» WORK TO COMPLETE:
Every entry should be returned exactly. Omit none of them.

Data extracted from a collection
------------

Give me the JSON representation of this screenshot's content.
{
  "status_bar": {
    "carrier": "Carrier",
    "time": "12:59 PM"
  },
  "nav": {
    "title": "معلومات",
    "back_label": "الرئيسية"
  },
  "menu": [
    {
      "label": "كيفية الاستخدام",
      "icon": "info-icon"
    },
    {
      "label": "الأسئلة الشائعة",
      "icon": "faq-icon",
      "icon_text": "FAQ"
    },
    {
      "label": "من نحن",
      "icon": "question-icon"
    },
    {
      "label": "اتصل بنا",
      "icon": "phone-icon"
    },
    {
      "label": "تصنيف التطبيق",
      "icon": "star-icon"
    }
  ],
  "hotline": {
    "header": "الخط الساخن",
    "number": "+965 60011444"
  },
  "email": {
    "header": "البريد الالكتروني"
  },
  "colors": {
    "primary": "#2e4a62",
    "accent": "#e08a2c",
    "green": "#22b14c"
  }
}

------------

» SOLUTION FOR THIS TASK:
Give me the JSON representation of this screenshot's content.
{
  "status_bar": {
    "carrier": "Carrier",
    "time": "12:59 PM"
  },
  "nav": {
    "title": "معلومات",
    "back_label": "الرئيسية"
  },
  "menu": [
    {
      "label": "كيفية الاستخدام",
      "icon": "info-icon"
    },
    {
      "label": "الأسئلة الشائعة",
      "icon": "faq-icon",
      "icon_text": "FAQ"
    },
    {
      "label": "من نحن",
      "icon": "question-icon"
    },
    {
      "label": "اتصل بنا",
      "icon": "phone-icon"
    },
    {
      "label": "تصنيف التطبيق",
      "icon": "star-icon"
    }
  ],
  "hotline": {
    "header": "الخط الساخن",
    "number": "+965 60011444"
  },
  "email": {
    "header": "البريد الالكتروني"
  },
  "colors": {
    "primary": "#2e4a62",
    "accent": "#e08a2c",
    "green": "#22b14c"
  }
}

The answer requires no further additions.